Ela Weissberger greeted the cast of the University of Kentucky Opera Theatre's production of Brundibár on Tuesday afternoon. "I was very lucky to be cast as the cat in this opera when I was 11 years old," she said. She was very lucky, because she was in a Nazi concentration camp at the time.
Weissberger lived with her family in the Sudetenland, a part of the former Czechoslovakia mostly populated by ethnic Germans. Her family ran a porcelain business, but her father became a target of the Nazi regime when he publicly spoke out against Adolph Hitler.
"He didn't believe that the Germans would take away the Sudetenland," Weissberger, now 80, said during an interview before the Brundibár rehearsal. "When they opened the Gestapo, they picked him up and we never saw him again."
Her family became a target of Hitler's forces, and they were soon taken to Theresienstadt, in Czechoslovakia.
They were greeted with the sight of men hanging in the middle of the camp. While there, they endured cold, starvation and the constant threat of the gas chamber.
One controversy she recalled was some survivors' assertions that they ate grass for sustenance.
"There was no grass to eat," she says. "When spring came and grass started to grow, they cut it down."
Some of the children eventually found an artistic refuge in Brundibár, a short opera by composer Hans Krása and lyricist Adolf Hoffmeister that had premiered in Prague in 1942. The score was smuggled into Theresienstadt, which became known as something of an artists' camp. Teachers got permission to present the opera with the children, who got lost in the story of two children who have to take on a mean organ grinder so they can sing to raise money to buy milk for their mother.
The organ grinder, named Brundibár, became a symbol of Hitler, and the opera's final victory song gave them hope.
Weissberger remembers several cast members with clear aspirations to become actors and musicians. But most did not have the chance.
There were 55 performances of Brundibár at Theresienstadt, including a performance for a delegation from the International Red Cross that came to inspect the camp and one that was filmed for a Nazi propaganda film.

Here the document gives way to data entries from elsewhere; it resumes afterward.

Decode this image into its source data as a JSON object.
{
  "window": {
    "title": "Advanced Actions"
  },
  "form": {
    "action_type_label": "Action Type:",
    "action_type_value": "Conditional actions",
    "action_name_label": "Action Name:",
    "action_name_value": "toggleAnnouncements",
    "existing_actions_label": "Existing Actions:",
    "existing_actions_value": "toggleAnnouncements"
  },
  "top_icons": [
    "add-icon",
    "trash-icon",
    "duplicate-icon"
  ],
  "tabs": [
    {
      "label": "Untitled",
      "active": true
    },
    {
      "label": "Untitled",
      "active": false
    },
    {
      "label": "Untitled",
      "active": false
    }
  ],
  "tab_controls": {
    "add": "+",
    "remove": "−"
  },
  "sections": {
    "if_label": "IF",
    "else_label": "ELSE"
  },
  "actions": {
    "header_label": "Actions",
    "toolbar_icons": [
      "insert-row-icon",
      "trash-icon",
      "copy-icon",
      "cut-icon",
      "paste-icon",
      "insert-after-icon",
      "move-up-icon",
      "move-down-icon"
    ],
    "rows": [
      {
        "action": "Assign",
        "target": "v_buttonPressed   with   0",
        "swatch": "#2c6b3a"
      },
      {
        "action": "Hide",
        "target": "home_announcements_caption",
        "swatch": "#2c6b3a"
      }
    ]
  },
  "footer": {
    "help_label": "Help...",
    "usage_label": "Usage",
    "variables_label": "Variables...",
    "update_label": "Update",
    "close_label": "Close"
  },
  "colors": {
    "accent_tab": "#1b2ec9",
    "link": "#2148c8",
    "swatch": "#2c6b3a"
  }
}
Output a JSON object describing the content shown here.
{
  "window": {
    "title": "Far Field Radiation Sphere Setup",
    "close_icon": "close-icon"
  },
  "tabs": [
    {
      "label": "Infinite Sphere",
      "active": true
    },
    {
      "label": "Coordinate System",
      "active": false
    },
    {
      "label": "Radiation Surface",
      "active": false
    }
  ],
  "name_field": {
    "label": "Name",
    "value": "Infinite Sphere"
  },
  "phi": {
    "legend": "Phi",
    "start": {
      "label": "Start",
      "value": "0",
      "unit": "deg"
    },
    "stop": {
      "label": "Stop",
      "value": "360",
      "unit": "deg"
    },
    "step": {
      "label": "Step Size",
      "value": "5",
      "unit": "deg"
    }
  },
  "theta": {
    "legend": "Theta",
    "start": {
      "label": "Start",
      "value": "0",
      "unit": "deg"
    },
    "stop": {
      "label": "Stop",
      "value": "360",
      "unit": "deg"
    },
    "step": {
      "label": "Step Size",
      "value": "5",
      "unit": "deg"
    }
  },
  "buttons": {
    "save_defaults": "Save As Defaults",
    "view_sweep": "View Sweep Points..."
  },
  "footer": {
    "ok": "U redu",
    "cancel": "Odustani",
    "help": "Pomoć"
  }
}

After the final performance, many in the cast were sent to the gas chamber. In many equations, Weissberger defied the odds: Of the 141,000 prisoners at Theresienstadt, 21,000 survived. Of 15,000 children in the camp, only 132 survived. In her family, she was one of just four survivors.
It wasn't until 1965 that Weissberger, who lives in Tappan, N.Y., became aware of other Brundibár performances. Since then, she has been involved in numerous productions of the piece, often telling the story of the camp and the opera to groups in the areas where it's being performed.
In 2003, author Tony Kushner and illustrator Maurice Sendak created a picture-book version of Brundibár that became the basis for a new production at Berkeley Repertory Theatre and other stages.
Weissberger also has been featured in documentary films and stories on 60 Minutes and the History channel. In 2008, she teamed with author Susan Goldman Rubin to write The Cat With the Yellow Star: Coming of Age in Terezin.
"I really wanted young people and children to know what happened — what helped us to survive," Weissberger says. "Even today, I feel I am not doing it only for people, I'm doing it for myself to remind people that I had such good friends who cannot speak for themselves, and Brundibár became a memorial for those that couldn't survive."